September 11 Memorial New York City. Photo Credit: Atlantic
Today is the 22nd anniversary of the sad events of September 11, 2001, widely known as 9/11, when terrorists attacked the Pentagon in Washington DC and the World Trade Centre in New York City.
The attacks killed almost 3,000 people and changed the course of history.
Added to the many who died when the north and south towers of the World Trade Center were hit by two passenger aircraft, there were several hundred more who met their untimely deaths at the Pentagon building and in a related plane crash near Shanksville, Pennsylvania.
As Americans gather on Monday at memorials, firehouses, city halls, and other locations across their land to mark the anniversary of the terror attacks, they will no doubt be reflecting on the horror and lessons of September 11, 2001.
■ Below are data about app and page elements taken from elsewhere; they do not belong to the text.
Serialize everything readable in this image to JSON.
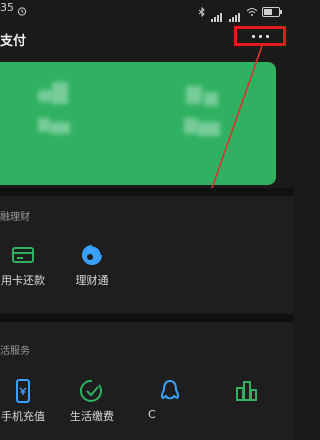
{
  "status": {
    "time": "35",
    "battery_level": 0.7,
    "alarm_icon": "alarm-icon",
    "bluetooth_icon": "bluetooth-icon",
    "wifi_icon": "wifi-icon"
  },
  "header": {
    "title": "支付",
    "more_icon": "more-horizontal-icon",
    "highlight_color": "#e11b1b"
  },
  "card": {
    "color": "#2fb161",
    "content": "blurred"
  },
  "finance": {
    "title": "融理财",
    "items": [
      {
        "label": "用卡还款",
        "icon": "card-icon",
        "color": "#2fb161"
      },
      {
        "label": "理财通",
        "icon": "licaitong-icon",
        "color": "#3aa0ff"
      }
    ]
  },
  "life": {
    "title": "活服务",
    "items": [
      {
        "label": "手机充值",
        "icon": "phone-icon",
        "color": "#3aa0ff"
      },
      {
        "label": "生活缴费",
        "icon": "check-circle-icon",
        "color": "#2fb161"
      },
      {
        "label": "C",
        "icon": "penguin-icon",
        "color": "#3aa0ff"
      },
      {
        "label": "",
        "icon": "city-icon",
        "color": "#2fb161"
      }
    ]
  }
}
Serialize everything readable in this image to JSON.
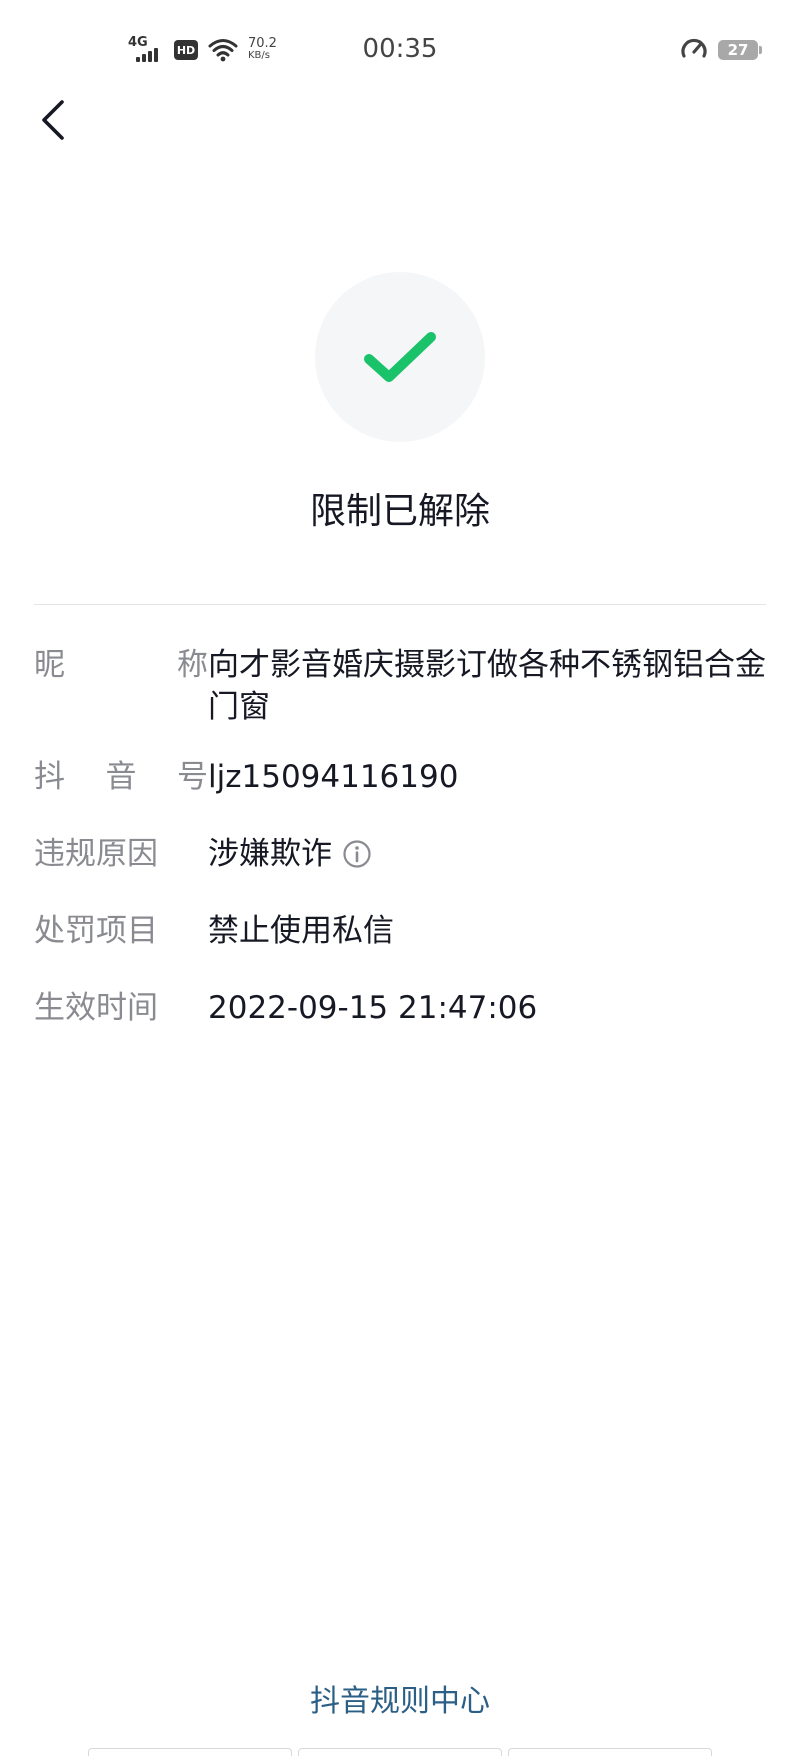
{
  "status_bar": {
    "network": "4G",
    "hd": "HD",
    "speed_value": "70.2",
    "speed_unit": "KB/s",
    "time": "00:35",
    "battery": "27"
  },
  "page": {
    "title": "限制已解除",
    "success_color": "#1ac26a"
  },
  "details": {
    "nickname_label": [
      "昵",
      "称"
    ],
    "nickname_value": "向才影音婚庆摄影订做各种不锈钢铝合金门窗",
    "douyin_id_label": [
      "抖",
      "音",
      "号"
    ],
    "douyin_id_value": "ljz15094116190",
    "reason_label": "违规原因",
    "reason_value": "涉嫌欺诈",
    "penalty_label": "处罚项目",
    "penalty_value": "禁止使用私信",
    "effective_label": "生效时间",
    "effective_value": "2022-09-15 21:47:06"
  },
  "footer": {
    "rules_link": "抖音规则中心"
  }
}
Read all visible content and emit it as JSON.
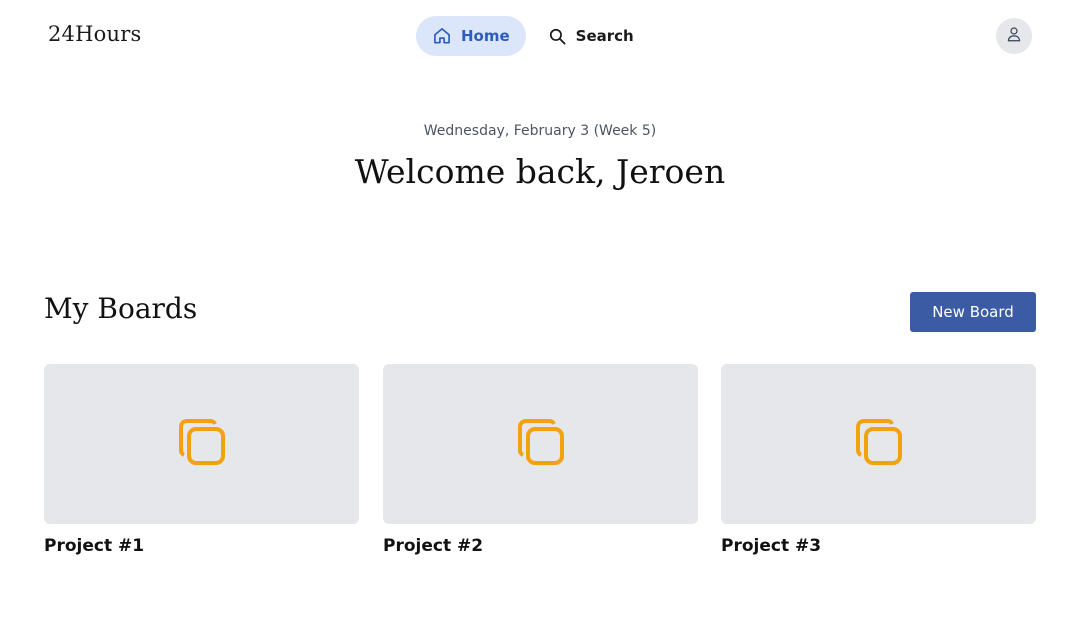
{
  "app": {
    "logo": "24Hours"
  },
  "nav": {
    "items": [
      {
        "label": "Home",
        "icon": "home-icon",
        "active": true
      },
      {
        "label": "Search",
        "icon": "search-icon",
        "active": false
      }
    ],
    "profile_icon": "user-icon"
  },
  "hero": {
    "date": "Wednesday, February 3 (Week 5)",
    "greeting": "Welcome back, Jeroen"
  },
  "boards": {
    "title": "My Boards",
    "new_button_label": "New Board",
    "items": [
      {
        "label": "Project #1",
        "icon": "board-copy-icon"
      },
      {
        "label": "Project #2",
        "icon": "board-copy-icon"
      },
      {
        "label": "Project #3",
        "icon": "board-copy-icon"
      }
    ]
  },
  "colors": {
    "accent": "#3b5ba5",
    "nav_active_bg": "#dbe6fb",
    "nav_active_text": "#2d5dba",
    "card_bg": "#e5e7eb",
    "board_icon": "#f2a20f"
  }
}
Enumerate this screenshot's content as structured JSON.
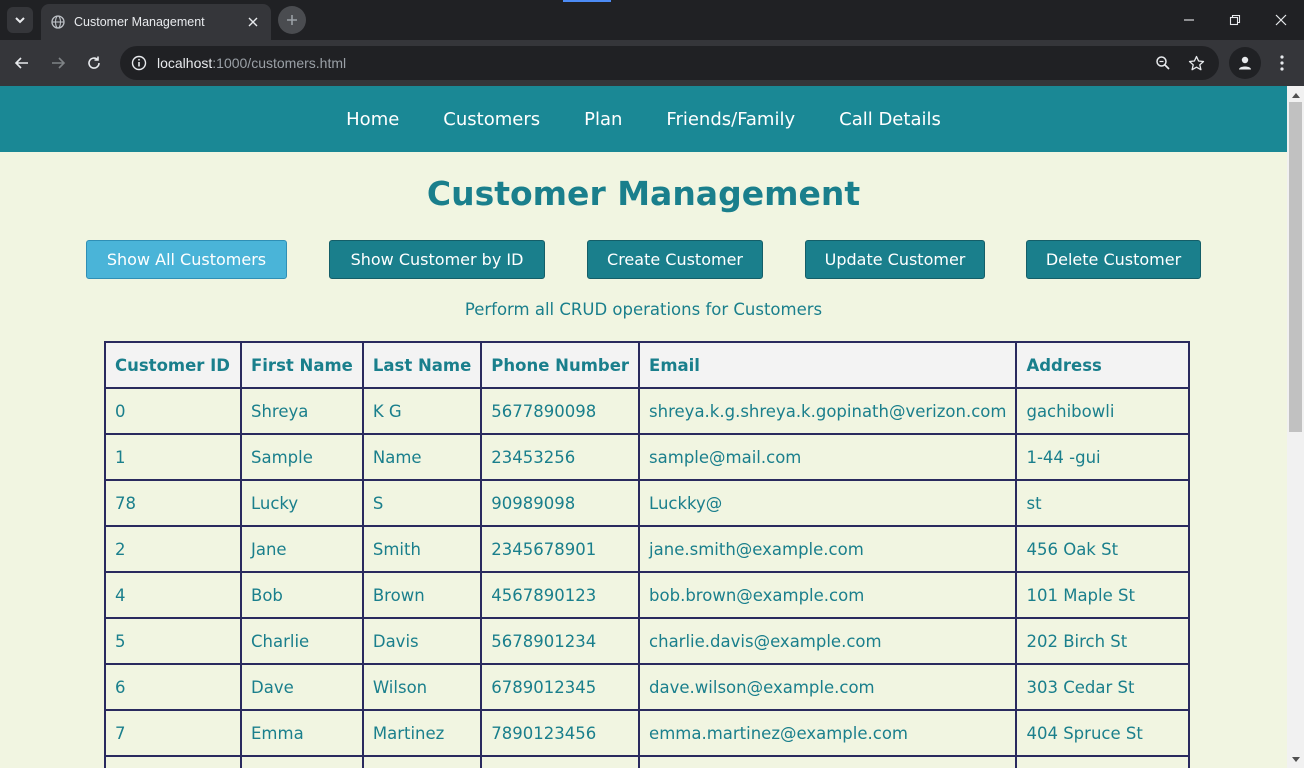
{
  "browser": {
    "tab_title": "Customer Management",
    "url_host": "localhost",
    "url_path": ":1000/customers.html"
  },
  "nav": {
    "items": [
      "Home",
      "Customers",
      "Plan",
      "Friends/Family",
      "Call Details"
    ]
  },
  "page": {
    "title": "Customer Management",
    "subtitle": "Perform all CRUD operations for Customers"
  },
  "actions": {
    "show_all": "Show All Customers",
    "show_by_id": "Show Customer by ID",
    "create": "Create Customer",
    "update": "Update Customer",
    "delete": "Delete Customer"
  },
  "table": {
    "headers": [
      "Customer ID",
      "First Name",
      "Last Name",
      "Phone Number",
      "Email",
      "Address"
    ],
    "rows": [
      [
        "0",
        "Shreya",
        "K G",
        "5677890098",
        "shreya.k.g.shreya.k.gopinath@verizon.com",
        "gachibowli"
      ],
      [
        "1",
        "Sample",
        "Name",
        "23453256",
        "sample@mail.com",
        "1-44 -gui"
      ],
      [
        "78",
        "Lucky",
        "S",
        "90989098",
        "Luckky@",
        "st"
      ],
      [
        "2",
        "Jane",
        "Smith",
        "2345678901",
        "jane.smith@example.com",
        "456 Oak St"
      ],
      [
        "4",
        "Bob",
        "Brown",
        "4567890123",
        "bob.brown@example.com",
        "101 Maple St"
      ],
      [
        "5",
        "Charlie",
        "Davis",
        "5678901234",
        "charlie.davis@example.com",
        "202 Birch St"
      ],
      [
        "6",
        "Dave",
        "Wilson",
        "6789012345",
        "dave.wilson@example.com",
        "303 Cedar St"
      ],
      [
        "7",
        "Emma",
        "Martinez",
        "7890123456",
        "emma.martinez@example.com",
        "404 Spruce St"
      ],
      [
        "",
        "",
        "",
        "",
        "",
        ""
      ]
    ]
  },
  "colors": {
    "nav_bg": "#1a8895",
    "page_bg": "#f1f5e1",
    "accent": "#1a7f8c",
    "active_button": "#4ab4d8",
    "table_border": "#2a2a5e"
  }
}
Due to set-up and break-down activities in support of the annual September 11 Observance Ceremony, the National 9/11 Pentagon Memorial is momentarily restricted to visitors (with the exception of the families of the victims).
The September 11 attacks left behind more than just a legacy of grief and loss; it showed what cohesion, courage, and a steadfast resolve to never forget can do for a nation united in grief and determination.
It also serves as a sobering reminder of a day that altered the course of history, and the collective awareness of humanity.
Writing by Hadiza Abdulrahman; Editing by Adeniyi Bakare and Tony Okerafor